Filter the records below for the word "mnemonic". Keep each line that has it.

==== Data supplied

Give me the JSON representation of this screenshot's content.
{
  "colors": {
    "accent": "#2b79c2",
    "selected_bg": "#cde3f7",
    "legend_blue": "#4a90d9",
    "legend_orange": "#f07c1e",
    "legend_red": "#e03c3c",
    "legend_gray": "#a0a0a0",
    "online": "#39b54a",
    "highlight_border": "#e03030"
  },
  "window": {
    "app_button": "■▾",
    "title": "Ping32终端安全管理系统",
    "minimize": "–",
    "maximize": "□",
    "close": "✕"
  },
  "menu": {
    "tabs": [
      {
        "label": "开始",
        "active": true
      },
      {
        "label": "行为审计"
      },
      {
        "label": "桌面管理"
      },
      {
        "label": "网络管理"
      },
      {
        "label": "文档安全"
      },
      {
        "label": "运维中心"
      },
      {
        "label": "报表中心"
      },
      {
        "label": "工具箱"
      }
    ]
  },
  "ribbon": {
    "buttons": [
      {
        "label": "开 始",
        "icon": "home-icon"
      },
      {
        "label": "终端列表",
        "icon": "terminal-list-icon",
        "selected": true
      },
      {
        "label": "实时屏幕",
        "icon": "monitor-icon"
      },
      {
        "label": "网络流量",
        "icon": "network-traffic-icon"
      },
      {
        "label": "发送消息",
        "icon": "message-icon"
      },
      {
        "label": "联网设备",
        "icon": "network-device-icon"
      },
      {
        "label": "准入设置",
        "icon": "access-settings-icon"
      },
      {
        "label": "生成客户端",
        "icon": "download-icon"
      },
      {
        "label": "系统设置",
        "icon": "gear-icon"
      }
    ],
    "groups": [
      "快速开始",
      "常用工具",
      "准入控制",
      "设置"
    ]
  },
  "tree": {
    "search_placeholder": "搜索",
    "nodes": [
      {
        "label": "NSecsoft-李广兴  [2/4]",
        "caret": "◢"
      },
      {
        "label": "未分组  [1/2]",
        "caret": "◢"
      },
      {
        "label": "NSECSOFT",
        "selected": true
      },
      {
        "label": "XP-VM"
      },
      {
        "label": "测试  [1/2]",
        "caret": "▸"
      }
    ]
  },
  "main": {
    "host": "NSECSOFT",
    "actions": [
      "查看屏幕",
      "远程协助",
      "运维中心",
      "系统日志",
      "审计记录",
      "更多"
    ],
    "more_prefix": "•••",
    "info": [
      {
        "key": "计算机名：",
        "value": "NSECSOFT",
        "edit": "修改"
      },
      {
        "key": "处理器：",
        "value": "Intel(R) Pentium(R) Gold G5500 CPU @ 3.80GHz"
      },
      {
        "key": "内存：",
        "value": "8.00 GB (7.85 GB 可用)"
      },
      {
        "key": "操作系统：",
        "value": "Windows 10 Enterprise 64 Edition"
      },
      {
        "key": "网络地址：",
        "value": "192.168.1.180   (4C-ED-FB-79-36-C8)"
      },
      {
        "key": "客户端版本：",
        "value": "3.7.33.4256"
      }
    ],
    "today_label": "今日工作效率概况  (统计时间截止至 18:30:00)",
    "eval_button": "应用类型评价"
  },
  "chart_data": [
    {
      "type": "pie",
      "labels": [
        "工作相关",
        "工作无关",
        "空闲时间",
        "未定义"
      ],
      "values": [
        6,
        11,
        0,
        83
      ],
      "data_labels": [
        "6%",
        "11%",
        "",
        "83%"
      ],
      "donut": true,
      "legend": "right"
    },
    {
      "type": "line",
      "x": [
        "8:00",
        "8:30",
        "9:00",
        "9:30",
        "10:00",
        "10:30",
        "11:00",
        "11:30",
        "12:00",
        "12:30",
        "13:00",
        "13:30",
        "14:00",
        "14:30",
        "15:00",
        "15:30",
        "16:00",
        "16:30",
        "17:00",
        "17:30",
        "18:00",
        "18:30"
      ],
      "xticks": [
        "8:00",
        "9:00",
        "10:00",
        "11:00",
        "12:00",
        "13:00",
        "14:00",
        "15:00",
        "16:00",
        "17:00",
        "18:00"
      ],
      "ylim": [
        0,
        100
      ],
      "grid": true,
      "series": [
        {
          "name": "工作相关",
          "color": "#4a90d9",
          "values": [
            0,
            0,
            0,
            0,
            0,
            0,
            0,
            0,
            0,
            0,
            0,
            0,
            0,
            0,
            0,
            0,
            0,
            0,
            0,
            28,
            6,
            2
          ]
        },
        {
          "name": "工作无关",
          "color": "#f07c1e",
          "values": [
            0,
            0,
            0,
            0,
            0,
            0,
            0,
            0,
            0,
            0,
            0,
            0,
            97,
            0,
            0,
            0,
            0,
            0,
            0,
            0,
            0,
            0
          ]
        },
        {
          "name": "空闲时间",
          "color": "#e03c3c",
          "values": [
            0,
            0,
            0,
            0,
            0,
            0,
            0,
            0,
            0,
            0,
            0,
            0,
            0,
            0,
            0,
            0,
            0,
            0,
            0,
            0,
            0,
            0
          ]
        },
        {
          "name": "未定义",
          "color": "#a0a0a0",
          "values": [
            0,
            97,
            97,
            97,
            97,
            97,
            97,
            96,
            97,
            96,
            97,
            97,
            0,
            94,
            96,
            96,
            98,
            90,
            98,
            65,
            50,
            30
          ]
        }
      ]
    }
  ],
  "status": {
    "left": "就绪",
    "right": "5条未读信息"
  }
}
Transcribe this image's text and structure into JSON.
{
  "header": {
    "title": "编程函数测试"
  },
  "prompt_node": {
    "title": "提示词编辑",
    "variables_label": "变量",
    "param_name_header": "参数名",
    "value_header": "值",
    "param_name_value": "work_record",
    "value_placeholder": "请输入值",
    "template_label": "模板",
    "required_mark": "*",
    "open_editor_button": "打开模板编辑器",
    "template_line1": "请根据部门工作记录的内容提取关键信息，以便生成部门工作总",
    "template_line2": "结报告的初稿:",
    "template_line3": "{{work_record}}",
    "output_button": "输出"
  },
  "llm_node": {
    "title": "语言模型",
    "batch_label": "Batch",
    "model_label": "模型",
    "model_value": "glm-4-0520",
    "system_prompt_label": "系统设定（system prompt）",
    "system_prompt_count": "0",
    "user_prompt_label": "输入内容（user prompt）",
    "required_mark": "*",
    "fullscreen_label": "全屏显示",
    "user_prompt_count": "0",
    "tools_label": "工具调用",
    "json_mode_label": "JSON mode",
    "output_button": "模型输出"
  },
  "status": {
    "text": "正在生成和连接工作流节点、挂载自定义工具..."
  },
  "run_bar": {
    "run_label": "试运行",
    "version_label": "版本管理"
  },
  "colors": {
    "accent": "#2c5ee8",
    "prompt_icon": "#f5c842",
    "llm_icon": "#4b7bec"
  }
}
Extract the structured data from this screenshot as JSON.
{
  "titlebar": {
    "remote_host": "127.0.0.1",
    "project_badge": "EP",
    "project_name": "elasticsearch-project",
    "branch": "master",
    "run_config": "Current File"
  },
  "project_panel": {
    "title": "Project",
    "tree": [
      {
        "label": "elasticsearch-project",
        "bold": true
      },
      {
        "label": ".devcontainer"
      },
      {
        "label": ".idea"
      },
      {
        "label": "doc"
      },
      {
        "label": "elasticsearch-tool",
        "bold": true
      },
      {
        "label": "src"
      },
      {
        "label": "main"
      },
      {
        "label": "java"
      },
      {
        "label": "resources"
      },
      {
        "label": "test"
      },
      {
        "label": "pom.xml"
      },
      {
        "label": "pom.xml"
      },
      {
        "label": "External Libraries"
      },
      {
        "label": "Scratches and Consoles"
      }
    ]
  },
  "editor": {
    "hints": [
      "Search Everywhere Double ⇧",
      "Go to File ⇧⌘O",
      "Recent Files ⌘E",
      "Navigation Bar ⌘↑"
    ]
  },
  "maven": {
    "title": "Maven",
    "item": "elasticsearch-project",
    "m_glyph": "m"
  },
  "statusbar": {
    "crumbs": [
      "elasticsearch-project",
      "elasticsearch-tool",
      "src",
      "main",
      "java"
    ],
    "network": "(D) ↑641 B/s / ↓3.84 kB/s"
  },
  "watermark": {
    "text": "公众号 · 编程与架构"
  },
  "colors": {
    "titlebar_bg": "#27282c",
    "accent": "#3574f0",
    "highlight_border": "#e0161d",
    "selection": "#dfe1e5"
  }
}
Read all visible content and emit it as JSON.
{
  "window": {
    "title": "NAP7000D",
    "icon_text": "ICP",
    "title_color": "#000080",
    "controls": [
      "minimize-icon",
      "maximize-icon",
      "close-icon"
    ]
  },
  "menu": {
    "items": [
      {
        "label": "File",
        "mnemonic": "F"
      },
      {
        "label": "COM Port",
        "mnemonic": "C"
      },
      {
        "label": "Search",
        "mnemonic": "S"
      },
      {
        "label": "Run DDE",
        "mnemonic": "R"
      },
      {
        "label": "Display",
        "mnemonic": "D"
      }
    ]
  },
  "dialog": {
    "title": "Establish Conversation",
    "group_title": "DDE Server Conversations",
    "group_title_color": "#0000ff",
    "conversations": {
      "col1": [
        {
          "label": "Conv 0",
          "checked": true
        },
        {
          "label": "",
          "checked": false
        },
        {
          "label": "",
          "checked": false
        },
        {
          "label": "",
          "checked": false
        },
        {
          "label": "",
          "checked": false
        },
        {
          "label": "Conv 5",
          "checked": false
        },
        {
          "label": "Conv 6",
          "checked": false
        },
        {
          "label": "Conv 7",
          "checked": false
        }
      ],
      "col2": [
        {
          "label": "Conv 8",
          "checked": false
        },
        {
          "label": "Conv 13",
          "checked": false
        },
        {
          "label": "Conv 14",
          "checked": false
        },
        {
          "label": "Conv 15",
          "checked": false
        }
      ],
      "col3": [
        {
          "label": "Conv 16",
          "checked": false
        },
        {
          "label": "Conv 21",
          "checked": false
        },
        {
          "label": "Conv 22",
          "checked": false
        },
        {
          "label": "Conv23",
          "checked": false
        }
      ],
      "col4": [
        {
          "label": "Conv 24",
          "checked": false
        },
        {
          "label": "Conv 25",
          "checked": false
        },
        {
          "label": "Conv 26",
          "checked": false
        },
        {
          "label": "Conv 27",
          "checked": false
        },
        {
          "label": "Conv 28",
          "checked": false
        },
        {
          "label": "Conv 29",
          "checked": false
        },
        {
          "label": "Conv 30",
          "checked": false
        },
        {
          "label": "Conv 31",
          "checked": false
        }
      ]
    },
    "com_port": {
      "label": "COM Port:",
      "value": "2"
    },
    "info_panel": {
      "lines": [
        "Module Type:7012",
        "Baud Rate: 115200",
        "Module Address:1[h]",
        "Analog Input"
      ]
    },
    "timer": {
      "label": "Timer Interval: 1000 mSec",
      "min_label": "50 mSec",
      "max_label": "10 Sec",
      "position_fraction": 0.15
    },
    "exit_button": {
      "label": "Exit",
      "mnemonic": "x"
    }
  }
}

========

◆ **Answer section**
        "mnemonic": "F"
        "mnemonic": "C"
        "mnemonic": "S"
        "mnemonic": "R"
        "mnemonic": "D"
      "mnemonic": "x"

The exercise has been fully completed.